▸ Your instructions
In the copy, include every entry exactly but none of the pictures.

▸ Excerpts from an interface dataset
== Segment start ==

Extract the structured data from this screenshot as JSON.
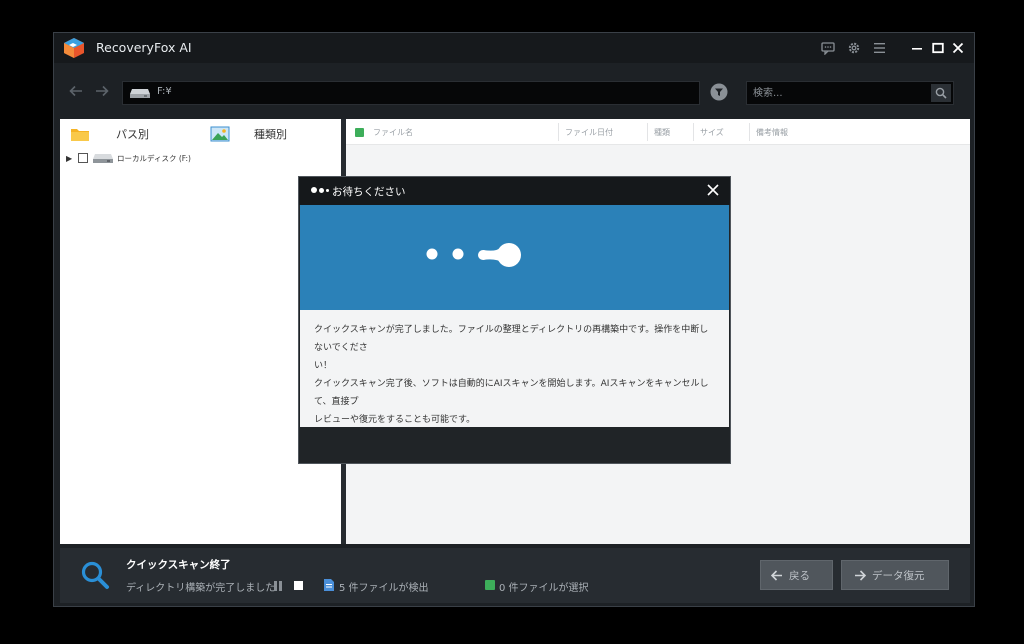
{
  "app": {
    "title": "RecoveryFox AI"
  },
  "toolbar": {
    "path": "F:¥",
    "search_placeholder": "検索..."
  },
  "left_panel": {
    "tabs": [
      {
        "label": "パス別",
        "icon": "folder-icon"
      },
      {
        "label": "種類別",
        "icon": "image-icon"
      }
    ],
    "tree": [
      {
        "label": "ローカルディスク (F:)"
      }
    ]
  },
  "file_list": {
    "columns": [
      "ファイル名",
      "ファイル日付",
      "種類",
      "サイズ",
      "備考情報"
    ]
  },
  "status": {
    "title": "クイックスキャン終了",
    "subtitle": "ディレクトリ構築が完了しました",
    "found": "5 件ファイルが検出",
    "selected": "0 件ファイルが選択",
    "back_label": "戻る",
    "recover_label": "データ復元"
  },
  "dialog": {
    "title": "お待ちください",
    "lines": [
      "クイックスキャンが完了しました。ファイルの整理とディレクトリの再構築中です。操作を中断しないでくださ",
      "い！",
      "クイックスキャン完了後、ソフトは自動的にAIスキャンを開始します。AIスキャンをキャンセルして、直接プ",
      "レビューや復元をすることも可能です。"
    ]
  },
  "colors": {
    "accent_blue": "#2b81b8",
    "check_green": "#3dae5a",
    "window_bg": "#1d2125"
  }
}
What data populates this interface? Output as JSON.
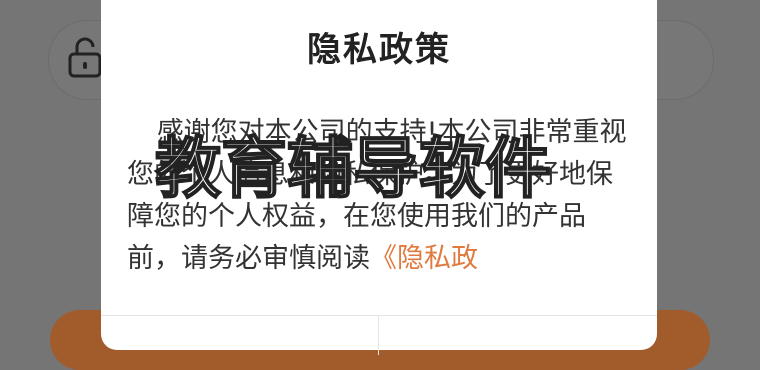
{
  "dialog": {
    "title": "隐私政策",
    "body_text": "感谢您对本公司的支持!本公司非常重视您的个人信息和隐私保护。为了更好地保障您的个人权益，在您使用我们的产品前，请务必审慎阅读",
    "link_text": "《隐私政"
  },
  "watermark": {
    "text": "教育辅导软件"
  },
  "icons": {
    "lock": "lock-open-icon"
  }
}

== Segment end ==

▸ Result
Extract the structured data from this screenshot as JSON.
{
  "app": {
    "title": "RecoveryFox AI"
  },
  "toolbar": {
    "path": "F:¥",
    "search_placeholder": "検索..."
  },
  "left_panel": {
    "tabs": [
      {
        "label": "パス別",
        "icon": "folder-icon"
      },
      {
        "label": "種類別",
        "icon": "image-icon"
      }
    ],
    "tree": [
      {
        "label": "ローカルディスク (F:)"
      }
    ]
  },
  "file_list": {
    "columns": [
      "ファイル名",
      "ファイル日付",
      "種類",
      "サイズ",
      "備考情報"
    ]
  },
  "status": {
    "title": "クイックスキャン終了",
    "subtitle": "ディレクトリ構築が完了しました",
    "found": "5 件ファイルが検出",
    "selected": "0 件ファイルが選択",
    "back_label": "戻る",
    "recover_label": "データ復元"
  },
  "dialog": {
    "title": "お待ちください",
    "lines": [
      "クイックスキャンが完了しました。ファイルの整理とディレクトリの再構築中です。操作を中断しないでくださ",
      "い！",
      "クイックスキャン完了後、ソフトは自動的にAIスキャンを開始します。AIスキャンをキャンセルして、直接プ",
      "レビューや復元をすることも可能です。"
    ]
  },
  "colors": {
    "accent_blue": "#2b81b8",
    "check_green": "#3dae5a",
    "window_bg": "#1d2125"
  }
}
What data populates this interface? Output as JSON.
{
  "dialog": {
    "title": "隐私政策",
    "body_text": "感谢您对本公司的支持!本公司非常重视您的个人信息和隐私保护。为了更好地保障您的个人权益，在您使用我们的产品前，请务必审慎阅读",
    "link_text": "《隐私政"
  },
  "watermark": {
    "text": "教育辅导软件"
  },
  "icons": {
    "lock": "lock-open-icon"
  }
}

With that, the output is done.